What I am suggesting, of course, is that while these plays seems to lack the overt marks of explicitly feminist commitment, they are informed by and filtered through the perspectives of women who have been familiar with and lived in relation to second wave feminism. Even Sarah Kane, youngster of the group, knew the themes and preoccupations of Second Wave Feminism. She sometimes satirized them, as in Phaedra's Love, and sometimes charted their inadequacy to capture real lives of suffering, as in Blasted or Cleansed.

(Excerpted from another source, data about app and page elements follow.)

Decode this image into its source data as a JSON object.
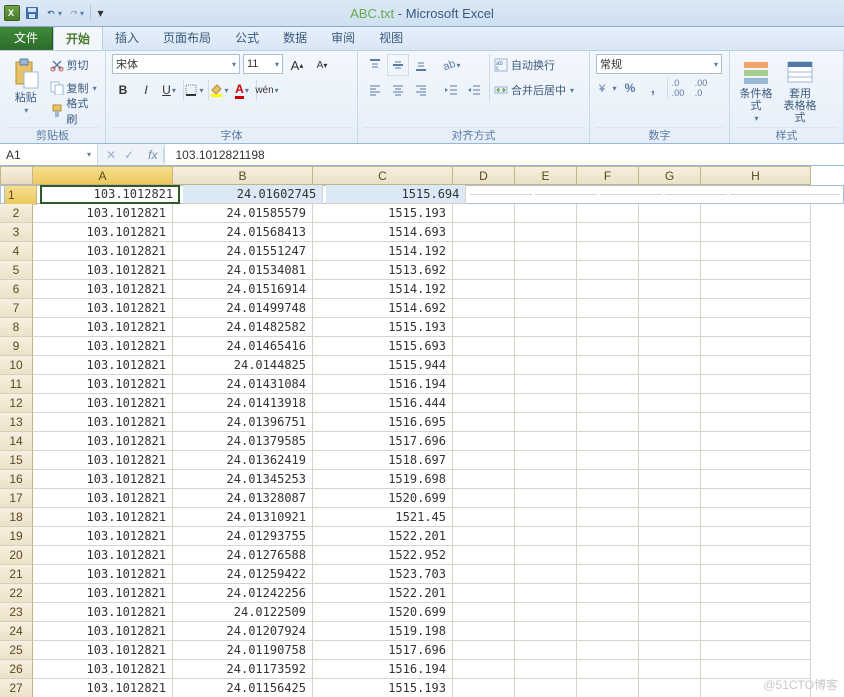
{
  "title": {
    "filename": "ABC.txt",
    "app": "Microsoft Excel"
  },
  "qat": {
    "save": "save-icon",
    "undo": "undo-icon",
    "redo": "redo-icon"
  },
  "tabs": {
    "file": "文件",
    "items": [
      "开始",
      "插入",
      "页面布局",
      "公式",
      "数据",
      "审阅",
      "视图"
    ],
    "active": 0
  },
  "ribbon": {
    "clipboard": {
      "paste": "粘贴",
      "cut": "剪切",
      "copy": "复制",
      "format_painter": "格式刷",
      "label": "剪贴板"
    },
    "font": {
      "name": "宋体",
      "size": "11",
      "label": "字体"
    },
    "align": {
      "wrap": "自动换行",
      "merge": "合并后居中",
      "label": "对齐方式"
    },
    "number": {
      "format": "常规",
      "label": "数字"
    },
    "styles": {
      "cond": "条件格式",
      "table": "套用\n表格格式",
      "label": "样式"
    }
  },
  "formula_bar": {
    "cell_ref": "A1",
    "fx": "fx",
    "value": "103.1012821198"
  },
  "columns": [
    "A",
    "B",
    "C",
    "D",
    "E",
    "F",
    "G",
    "H"
  ],
  "col_widths": [
    "wA",
    "wB",
    "wC",
    "wD",
    "wE",
    "wF",
    "wG",
    "wH"
  ],
  "active_cell": {
    "row": 1,
    "col": "A"
  },
  "rows": [
    {
      "n": 1,
      "A": "103.1012821",
      "B": "24.01602745",
      "C": "1515.694"
    },
    {
      "n": 2,
      "A": "103.1012821",
      "B": "24.01585579",
      "C": "1515.193"
    },
    {
      "n": 3,
      "A": "103.1012821",
      "B": "24.01568413",
      "C": "1514.693"
    },
    {
      "n": 4,
      "A": "103.1012821",
      "B": "24.01551247",
      "C": "1514.192"
    },
    {
      "n": 5,
      "A": "103.1012821",
      "B": "24.01534081",
      "C": "1513.692"
    },
    {
      "n": 6,
      "A": "103.1012821",
      "B": "24.01516914",
      "C": "1514.192"
    },
    {
      "n": 7,
      "A": "103.1012821",
      "B": "24.01499748",
      "C": "1514.692"
    },
    {
      "n": 8,
      "A": "103.1012821",
      "B": "24.01482582",
      "C": "1515.193"
    },
    {
      "n": 9,
      "A": "103.1012821",
      "B": "24.01465416",
      "C": "1515.693"
    },
    {
      "n": 10,
      "A": "103.1012821",
      "B": "24.0144825",
      "C": "1515.944"
    },
    {
      "n": 11,
      "A": "103.1012821",
      "B": "24.01431084",
      "C": "1516.194"
    },
    {
      "n": 12,
      "A": "103.1012821",
      "B": "24.01413918",
      "C": "1516.444"
    },
    {
      "n": 13,
      "A": "103.1012821",
      "B": "24.01396751",
      "C": "1516.695"
    },
    {
      "n": 14,
      "A": "103.1012821",
      "B": "24.01379585",
      "C": "1517.696"
    },
    {
      "n": 15,
      "A": "103.1012821",
      "B": "24.01362419",
      "C": "1518.697"
    },
    {
      "n": 16,
      "A": "103.1012821",
      "B": "24.01345253",
      "C": "1519.698"
    },
    {
      "n": 17,
      "A": "103.1012821",
      "B": "24.01328087",
      "C": "1520.699"
    },
    {
      "n": 18,
      "A": "103.1012821",
      "B": "24.01310921",
      "C": "1521.45"
    },
    {
      "n": 19,
      "A": "103.1012821",
      "B": "24.01293755",
      "C": "1522.201"
    },
    {
      "n": 20,
      "A": "103.1012821",
      "B": "24.01276588",
      "C": "1522.952"
    },
    {
      "n": 21,
      "A": "103.1012821",
      "B": "24.01259422",
      "C": "1523.703"
    },
    {
      "n": 22,
      "A": "103.1012821",
      "B": "24.01242256",
      "C": "1522.201"
    },
    {
      "n": 23,
      "A": "103.1012821",
      "B": "24.0122509",
      "C": "1520.699"
    },
    {
      "n": 24,
      "A": "103.1012821",
      "B": "24.01207924",
      "C": "1519.198"
    },
    {
      "n": 25,
      "A": "103.1012821",
      "B": "24.01190758",
      "C": "1517.696"
    },
    {
      "n": 26,
      "A": "103.1012821",
      "B": "24.01173592",
      "C": "1516.194"
    },
    {
      "n": 27,
      "A": "103.1012821",
      "B": "24.01156425",
      "C": "1515.193"
    }
  ],
  "watermark": "@51CTO博客"
}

Suzan-Lori Parks doesn't consider herself feminist, and has what she must define as larger questions of race and nation at the center of her work, but when she writes a play like Venus, she reveals how well she knows the socialist feminist critique and adapts it for her own purposes. Churchill continues to identify as feminist, but her work is becoming more diffuse, less epic and more lyrical, and more removed from the familiar feminist writing of Cloud 9 or Top Girls. So while none of this work is overtly feminist, it is imbued with second wave residue, the presence of the "post," the effects of coming after and of having encountered Second Wave feminism. And, I would submit, this is not a negligible legacy.